Vegan and plant-based wines contain fewer sulphites. Sulphites (aka sulphur dioxide) are chemicals that can cause an allergic reaction, which can present itself in a rash, blotchy skin, and even stomach issues.
People with severe asthma may also want to steer clear of sulphites, as it can have dangerous effects.
If you ever get a headache after drinking a glass of wine, it’s probably due to high levels of sulphites.
Fewer Dangerous Chemicals
Many vegan and plant-based wines are also organic, which reduces the number of chemicals used in the winemaking process.
Organic vintners don’t use artificial chemicals on their vineyards - so their herbicides, pesticides, and fertilizers are all-natural.
Nothing artificial is added to the wine during the filtration process, so organic and plant-based wine is far less likely to cause you health problems if you drink it in moderation.
Better For The Environment
One of the main reasons that people opt for plant-based and vegan options is because it’s better for the environment.
Chemicals used in vineyards can damage the soil and prevent crops from growing in the future, as well as affecting the nearby wildlife and water supplies.
The animal farming industry is also very harmful to the environment, but on a much larger scale.
It’s one of the leading causes of global warming, and one of the biggest polluters on the planet, producing more waste than any other industry.
An exceptional amount of energy is required to feed, transport, store and maintain livestock, and thousands of acres of our forests are cut down to accommodate the demand for space.
Our forests absorb greenhouse gases, so deforestation is heating up our planet.
Free From Cruelty
Another key reason that people opt for a plant-based diet is to prevent animal cruelty.
Making positive changes, whether it be going completely plant-based or simply enjoying a plant-based wine can reduce the demand for animal products.
Lower demand for animal products means that fewer animals are suffering in slaughterhouses and farms.
In the UK, over a billion animals are bred and killed for food per year - and most of these animals will spend their lives cooped up in cages, and many will be killed before they reach two months old.

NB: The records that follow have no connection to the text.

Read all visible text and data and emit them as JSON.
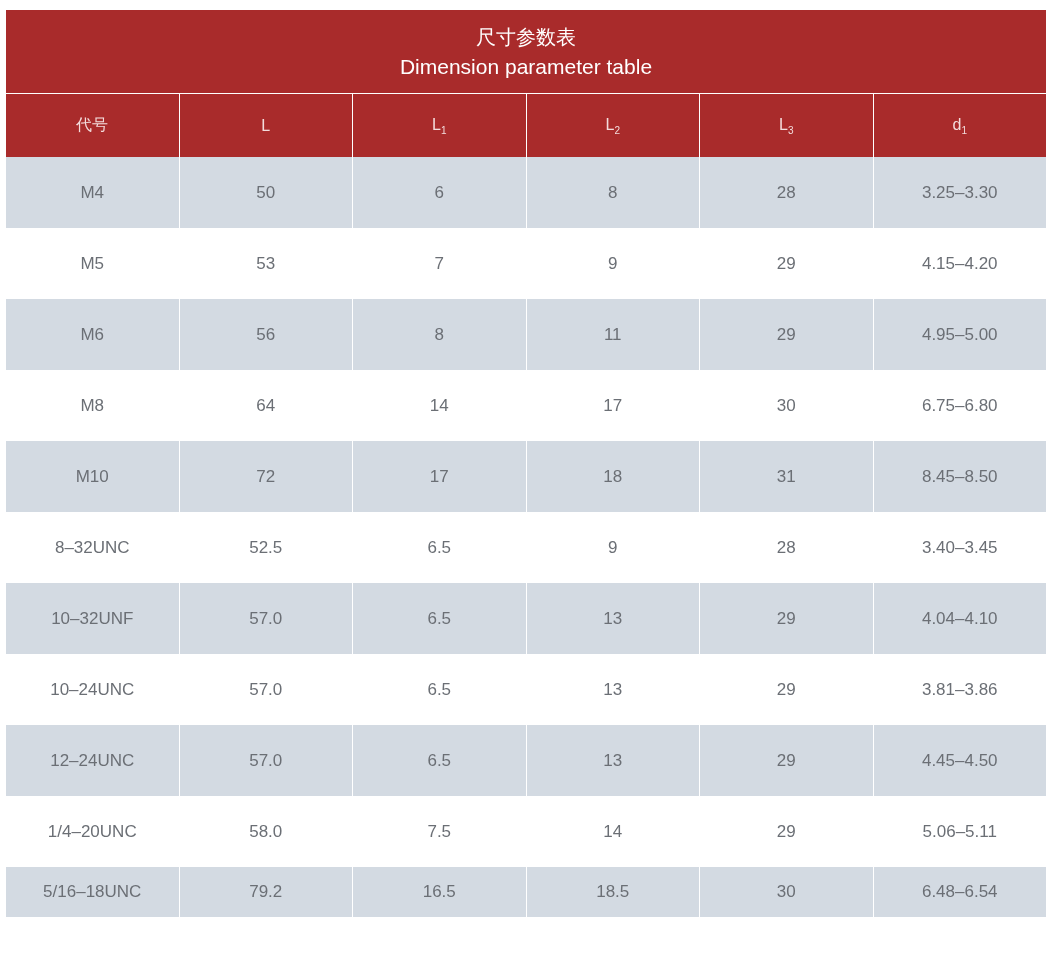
{
  "title": "尺寸参数表",
  "subtitle": "Dimension parameter table",
  "columns": [
    "代号",
    "L",
    "L$_{1}$",
    "L$_{2}$",
    "L$_{3}$",
    "d$_{1}$"
  ],
  "rows": [
    [
      "M4",
      "50",
      "6",
      "8",
      "28",
      "3.25–3.30"
    ],
    [
      "M5",
      "53",
      "7",
      "9",
      "29",
      "4.15–4.20"
    ],
    [
      "M6",
      "56",
      "8",
      "11",
      "29",
      "4.95–5.00"
    ],
    [
      "M8",
      "64",
      "14",
      "17",
      "30",
      "6.75–6.80"
    ],
    [
      "M10",
      "72",
      "17",
      "18",
      "31",
      "8.45–8.50"
    ],
    [
      "8–32UNC",
      "52.5",
      "6.5",
      "9",
      "28",
      "3.40–3.45"
    ],
    [
      "10–32UNF",
      "57.0",
      "6.5",
      "13",
      "29",
      "4.04–4.10"
    ],
    [
      "10–24UNC",
      "57.0",
      "6.5",
      "13",
      "29",
      "3.81–3.86"
    ],
    [
      "12–24UNC",
      "57.0",
      "6.5",
      "13",
      "29",
      "4.45–4.50"
    ],
    [
      "1/4–20UNC",
      "58.0",
      "7.5",
      "14",
      "29",
      "5.06–5.11"
    ],
    [
      "5/16–18UNC",
      "79.2",
      "16.5",
      "18.5",
      "30",
      "6.48–6.54"
    ]
  ]
}
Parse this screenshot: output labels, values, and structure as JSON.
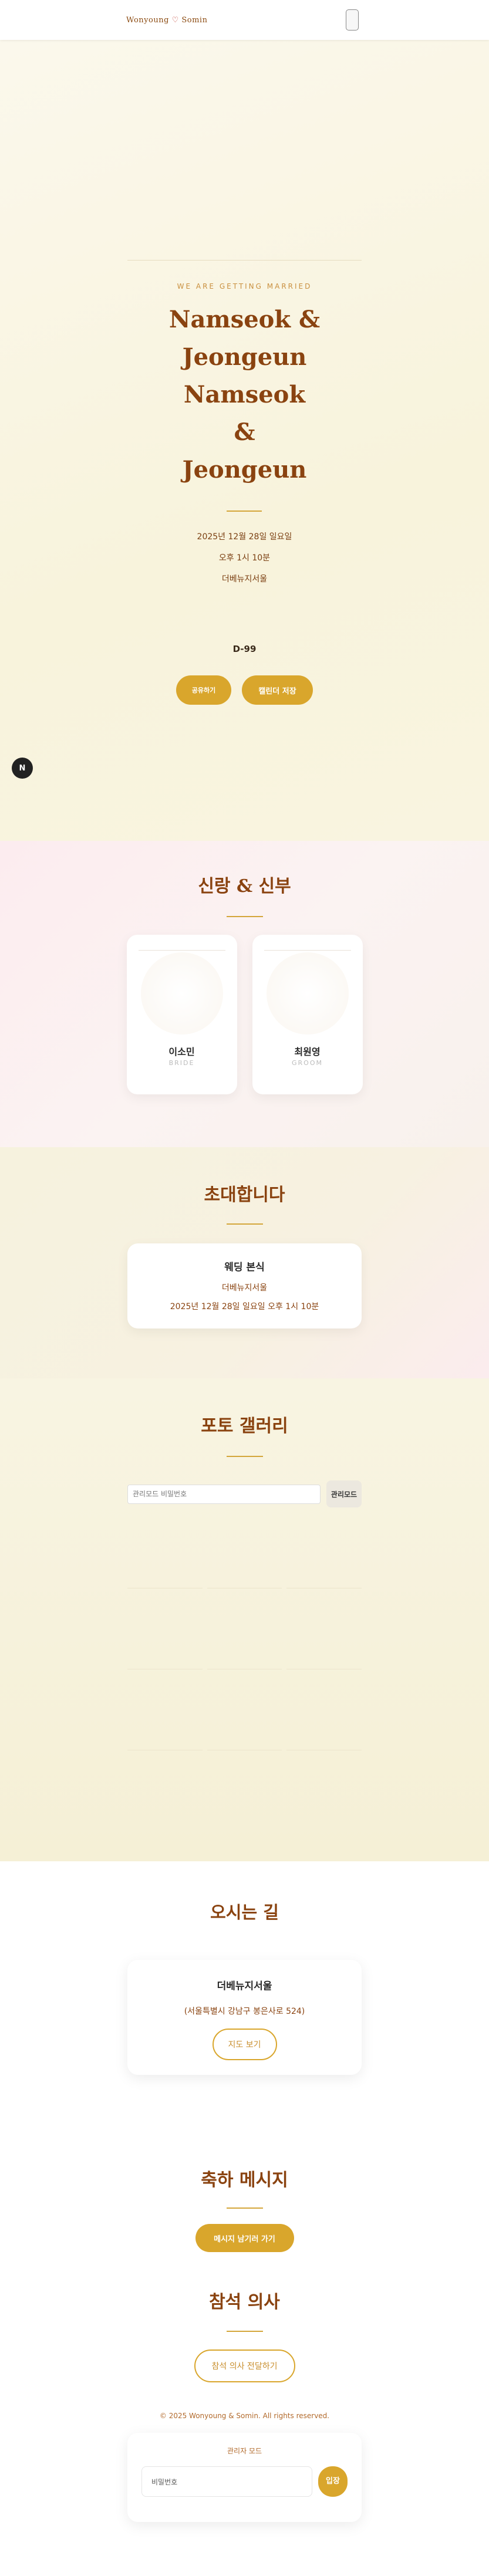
{
  "header": {
    "logo_left": "Wonyoung",
    "logo_heart": "♡",
    "logo_right": "Somin"
  },
  "hero": {
    "tagline": "WE ARE GETTING MARRIED",
    "names": [
      "Namseok &",
      "Jeongeun",
      "Namseok",
      "&",
      "Jeongeun"
    ],
    "date": "2025년 12월 28일 일요일",
    "time": "오후 1시 10분",
    "venue": "더베뉴지서울",
    "dday": "D-99",
    "share_label": "공유하기",
    "calendar_label": "캘린더 저장",
    "badge": "N"
  },
  "couple": {
    "title": "신랑 & 신부",
    "bride": {
      "name": "이소민",
      "role": "BRIDE"
    },
    "groom": {
      "name": "최원영",
      "role": "GROOM"
    }
  },
  "invitation": {
    "title": "초대합니다",
    "card_title": "웨딩 본식",
    "venue": "더베뉴지서울",
    "datetime": "2025년 12월 28일 일요일 오후 1시 10분"
  },
  "gallery": {
    "title": "포토 갤러리",
    "admin_placeholder": "관리모드 비밀번호",
    "admin_button": "관리모드"
  },
  "directions": {
    "title": "오시는 길",
    "venue": "더베뉴지서울",
    "address": "(서울특별시 강남구 봉은사로 524)",
    "map_button": "지도 보기"
  },
  "messages": {
    "title": "축하 메시지",
    "button": "메시지 남기러 가기"
  },
  "rsvp": {
    "title": "참석 의사",
    "button": "참석 의사 전달하기"
  },
  "footer": {
    "copyright": "© 2025 Wonyoung & Somin. All rights reserved.",
    "admin_title": "관리자 모드",
    "password_placeholder": "비밀번호",
    "enter_button": "입장"
  },
  "colors": {
    "accent": "#d9a62c",
    "title": "#8a4310"
  }
}
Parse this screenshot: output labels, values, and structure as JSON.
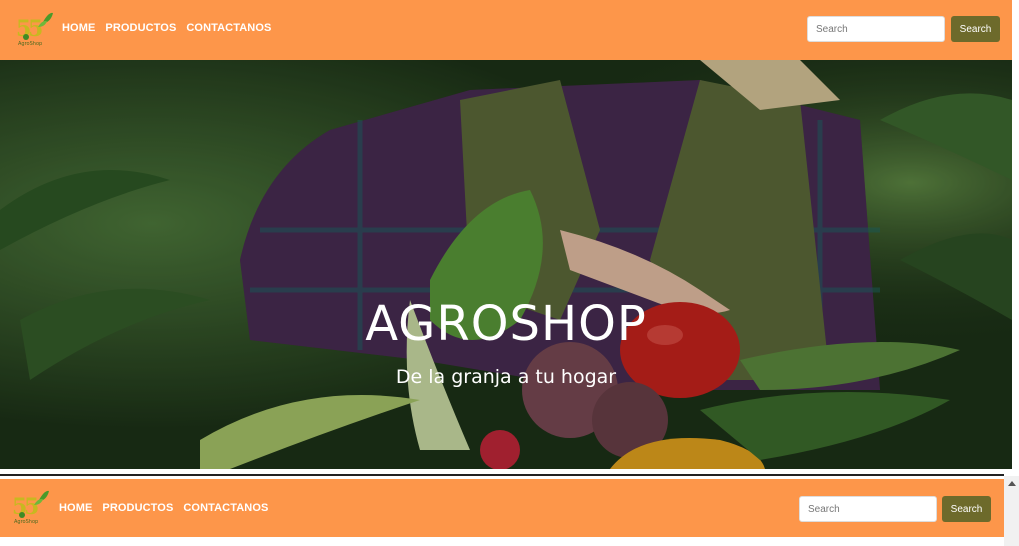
{
  "brand": {
    "logo_alt": "Agroshop logo",
    "logo_text": "AgroShop"
  },
  "nav": {
    "links": [
      {
        "label": "HOME"
      },
      {
        "label": "PRODUCTOS"
      },
      {
        "label": "CONTACTANOS"
      }
    ]
  },
  "search": {
    "placeholder": "Search",
    "button_label": "Search"
  },
  "hero": {
    "title": "AGROSHOP",
    "subtitle": "De la granja a tu hogar"
  },
  "colors": {
    "navbar": "#fd964a",
    "search_button": "#6d6a2b"
  }
}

Adopting a plant-based diet for one month will save around 30 animals. Animals will suffer simply to ensure that wine is clear - the egg whites used in the fining process will most likely come from a chicken that has never seen sunlight, or gelatin and bone marrow will come from livestock that has suffered.
What About Other Types of Alcohol?
It’s not just wine that you need to watch out for when choosing an alcoholic beverage while on a plant-based diet.
Keep reading to find out whether beer and spirits are vegan.
Contrary to popular belief, not all beer is vegan or plant-based. If you have a plant-based diet, it’s important that you’re careful when choosing your alcohol of choice.
Similar to wine, animal products get added during the fining process. Products such as gelatin or isinglass will be used to ensure the beer is smooth and clear, instead of cloudy.
However, many beers are vegan - some brewers will use moss as a fining agent, which is perfect for those who have an entirely plant-based diet.
Some brewers will add honey to their beer, which can also make the beer non-plant-based.
Many brewers won’t advertise their plant-based beers as plant-based, so if you’re unsure, always check the ingredients or ask other people who have a plant-based diet what their go-to beer brand is.
The majority of spirits are suitable if you have a plant-based diet. However, cream-based liqueurs are unsuitable, as they typically contain animal products unless stated otherwise.
Some spirits will also use honey - usually types of whiskey, rums, or liqueurs, and honey can make an alcohol non-plant-based.
Another alcoholic drink to watch out for is Campari. Campari contains an ingredient called cochineal, which is a red dye made using dried female insects. Cocktails may also contain animal products, usually in tiny amounts.
The Vegan Society confirmed that pretty much all brands of hard liquor are plant-based, and use vegan processing to ensure that spirits are inclusive for everybody.